Mark Zuckerberg, the founder of Facebook, believes in radical transparency. It’s a term that he coined that basically suggests that “the idea of humanity would be better off if everybody were more transparent about who they are and what they do (MacKinnon, p. 150). This point is echoed more than once in Rebecca MacKinnon’s Consent of the Networked. While this is an admiral statement and one that I actually agree with, the chances of it happening are slim to none in regards to digital media as a whole. There are several people on my friends list who have alias names (or possibly nick names mixed with their real names) such as “The Main Event” or “Lisa QueenB Fields”. Would Zuckerberg deactivate all of the accounts that have pages with alias name in the Facebook data base today? Probably not. The truth is, in the grand scheme of things, alias names are really not that important, especially when they contribute to the masses of social media. Those masses help keep sites like Facebook thriving and in existence. “A user name search on Facebook for “Donald Duck” turns up many dozens of users by that name…..The abuse teams say they cannot go after everybody and must prioritize the accounts that have unusual patterns of activity or that other users actively report as having violated the terms of service (MacKinnon.p.156)”.
The forbidden fruit is always sweeter. Bradley Manning’s story (“We Steal Secrets: The Story of WikiLeaks” video) is a great example of this. The glitz and glammer surrounding his case of downloading hundreds of thousands of sensitive and top secret government files is not the simple fact of collecting them. The fact that he was able to obtain all of the information unbeknownst to so many people around him is the jaw dropping factor. Manning wanted to share all of the information he found with the world, in an effort to be completely transparent. However, had he been totally transparent from the beginning, his clever plan would have never even taken lift off. I’d be interested to see what Zuckerberg’s take is on the transparency (and ironically lack thereof) from Bradley Manning and WikiLeaks founder, Julian Assange.
Although there are some people that may not intentionally forge transparency in the digital media realm (creating alias user names, posting false pictures of themselves or others, exaggerating their accolades, etc), we all do it in some form or fashion. Think about the last time you signed up for a user license agreement. Did you read all of the fine print? If you’re anything like me, then your answer is probably no. We skim over sections that speak about illegal copying of a body of work or art (a great example is music). No one announces that they may “borrow music” from a service or app. In actuality, they are not being totally transparent. This is primarily because the cost benefit analysis of being totally transparent before you do something does not outweigh the option of masking your intentions and asking for forgiveness later (if you even get caught).
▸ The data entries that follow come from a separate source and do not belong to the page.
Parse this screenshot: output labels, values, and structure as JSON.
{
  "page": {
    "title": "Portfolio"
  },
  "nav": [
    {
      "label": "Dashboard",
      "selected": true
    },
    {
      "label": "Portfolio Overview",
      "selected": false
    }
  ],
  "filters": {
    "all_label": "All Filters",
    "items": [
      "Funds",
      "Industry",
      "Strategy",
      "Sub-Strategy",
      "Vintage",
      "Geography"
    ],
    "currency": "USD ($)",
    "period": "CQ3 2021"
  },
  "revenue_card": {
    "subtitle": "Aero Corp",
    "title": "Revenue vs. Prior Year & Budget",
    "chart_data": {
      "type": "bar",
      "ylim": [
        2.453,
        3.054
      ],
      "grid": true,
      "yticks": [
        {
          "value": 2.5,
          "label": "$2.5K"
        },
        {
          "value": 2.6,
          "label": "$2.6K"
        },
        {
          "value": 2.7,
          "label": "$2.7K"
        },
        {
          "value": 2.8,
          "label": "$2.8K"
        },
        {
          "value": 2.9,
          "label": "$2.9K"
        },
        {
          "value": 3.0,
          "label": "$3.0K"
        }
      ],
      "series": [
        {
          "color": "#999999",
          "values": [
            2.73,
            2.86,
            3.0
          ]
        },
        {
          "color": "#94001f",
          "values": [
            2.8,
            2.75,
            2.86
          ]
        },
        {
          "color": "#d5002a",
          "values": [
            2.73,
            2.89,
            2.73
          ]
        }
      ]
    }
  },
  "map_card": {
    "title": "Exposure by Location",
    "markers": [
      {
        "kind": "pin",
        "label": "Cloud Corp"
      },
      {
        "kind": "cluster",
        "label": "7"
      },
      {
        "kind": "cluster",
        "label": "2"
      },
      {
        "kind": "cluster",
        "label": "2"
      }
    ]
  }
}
Of course, navigating through the world of digital media (and life in general) would be much easier if everyone were completely transparent. We would know their motives, understand their thoughts and never be caught off guard. But where’s the fun in that? As long as people neglect to be transparent in their personal lives, we can’t expect them to turn on an honesty switch and be transparent when using digital media. Plus, isn’t that part of the thrill of digital and social media (finding out what’s authentic or not)?